In your copy of the data, include no pictures and alter nothing else.

********************

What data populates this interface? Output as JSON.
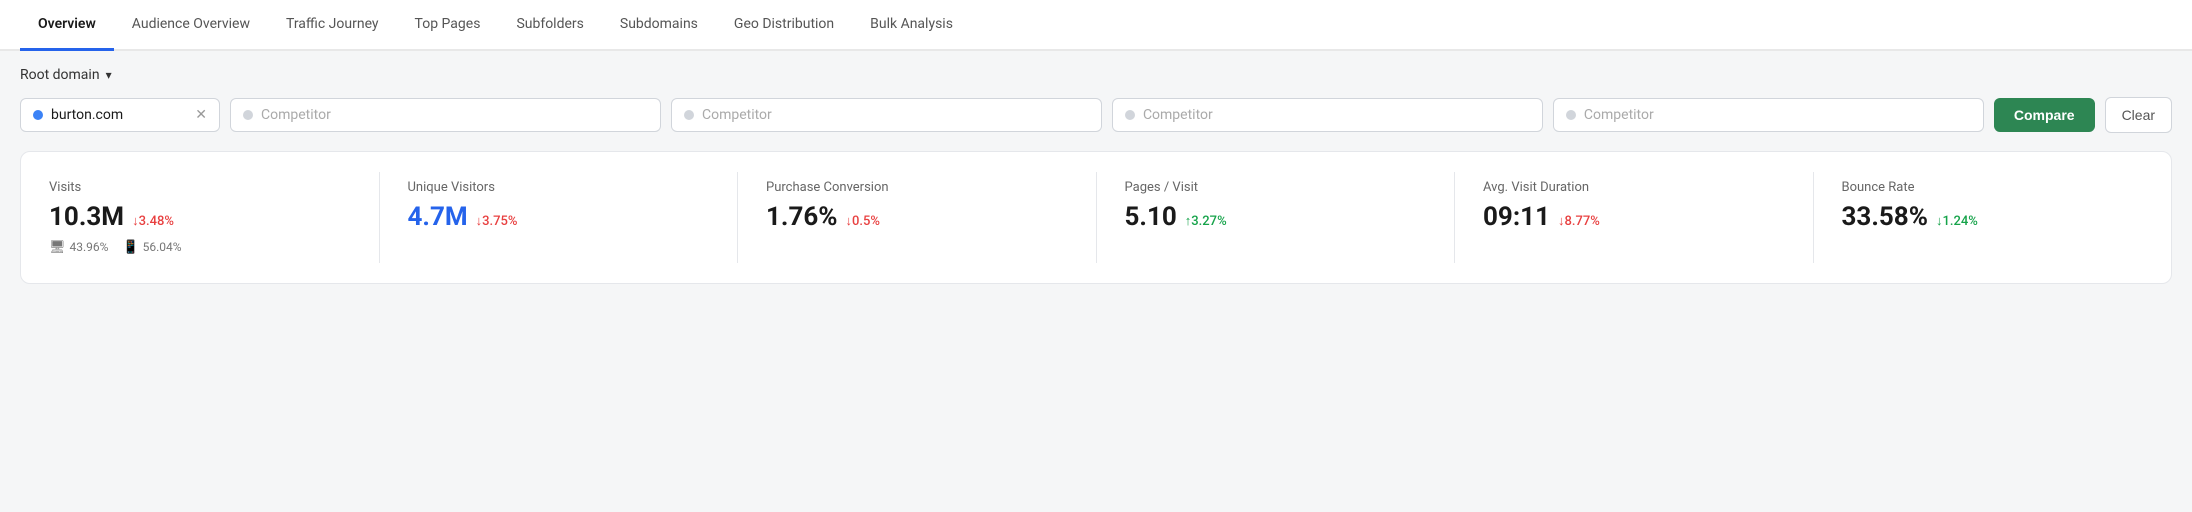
{
  "nav": {
    "items": [
      {
        "label": "Overview",
        "active": true
      },
      {
        "label": "Audience Overview",
        "active": false
      },
      {
        "label": "Traffic Journey",
        "active": false
      },
      {
        "label": "Top Pages",
        "active": false
      },
      {
        "label": "Subfolders",
        "active": false
      },
      {
        "label": "Subdomains",
        "active": false
      },
      {
        "label": "Geo Distribution",
        "active": false
      },
      {
        "label": "Bulk Analysis",
        "active": false
      }
    ]
  },
  "filter": {
    "root_domain_label": "Root domain",
    "domain": "burton.com",
    "competitors": [
      "Competitor",
      "Competitor",
      "Competitor",
      "Competitor"
    ],
    "compare_btn": "Compare",
    "clear_btn": "Clear"
  },
  "stats": [
    {
      "label": "Visits",
      "value": "10.3M",
      "blue": false,
      "change": "↓3.48%",
      "change_type": "down",
      "sub_desktop": "43.96%",
      "sub_mobile": "56.04%"
    },
    {
      "label": "Unique Visitors",
      "value": "4.7M",
      "blue": true,
      "change": "↓3.75%",
      "change_type": "down",
      "sub_desktop": null,
      "sub_mobile": null
    },
    {
      "label": "Purchase Conversion",
      "value": "1.76%",
      "blue": false,
      "change": "↓0.5%",
      "change_type": "down",
      "sub_desktop": null,
      "sub_mobile": null
    },
    {
      "label": "Pages / Visit",
      "value": "5.10",
      "blue": false,
      "change": "↑3.27%",
      "change_type": "up",
      "sub_desktop": null,
      "sub_mobile": null
    },
    {
      "label": "Avg. Visit Duration",
      "value": "09:11",
      "blue": false,
      "change": "↓8.77%",
      "change_type": "down",
      "sub_desktop": null,
      "sub_mobile": null
    },
    {
      "label": "Bounce Rate",
      "value": "33.58%",
      "blue": false,
      "change": "↓1.24%",
      "change_type": "up",
      "sub_desktop": null,
      "sub_mobile": null
    }
  ]
}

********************

WRITTEN RESPONSE —
What data populates this interface? Output as JSON.
{
  "nav": {
    "items": [
      {
        "label": "Overview",
        "active": true
      },
      {
        "label": "Audience Overview",
        "active": false
      },
      {
        "label": "Traffic Journey",
        "active": false
      },
      {
        "label": "Top Pages",
        "active": false
      },
      {
        "label": "Subfolders",
        "active": false
      },
      {
        "label": "Subdomains",
        "active": false
      },
      {
        "label": "Geo Distribution",
        "active": false
      },
      {
        "label": "Bulk Analysis",
        "active": false
      }
    ]
  },
  "filter": {
    "root_domain_label": "Root domain",
    "domain": "burton.com",
    "competitors": [
      "Competitor",
      "Competitor",
      "Competitor",
      "Competitor"
    ],
    "compare_btn": "Compare",
    "clear_btn": "Clear"
  },
  "stats": [
    {
      "label": "Visits",
      "value": "10.3M",
      "blue": false,
      "change": "↓3.48%",
      "change_type": "down",
      "sub_desktop": "43.96%",
      "sub_mobile": "56.04%"
    },
    {
      "label": "Unique Visitors",
      "value": "4.7M",
      "blue": true,
      "change": "↓3.75%",
      "change_type": "down",
      "sub_desktop": null,
      "sub_mobile": null
    },
    {
      "label": "Purchase Conversion",
      "value": "1.76%",
      "blue": false,
      "change": "↓0.5%",
      "change_type": "down",
      "sub_desktop": null,
      "sub_mobile": null
    },
    {
      "label": "Pages / Visit",
      "value": "5.10",
      "blue": false,
      "change": "↑3.27%",
      "change_type": "up",
      "sub_desktop": null,
      "sub_mobile": null
    },
    {
      "label": "Avg. Visit Duration",
      "value": "09:11",
      "blue": false,
      "change": "↓8.77%",
      "change_type": "down",
      "sub_desktop": null,
      "sub_mobile": null
    },
    {
      "label": "Bounce Rate",
      "value": "33.58%",
      "blue": false,
      "change": "↓1.24%",
      "change_type": "up",
      "sub_desktop": null,
      "sub_mobile": null
    }
  ]
}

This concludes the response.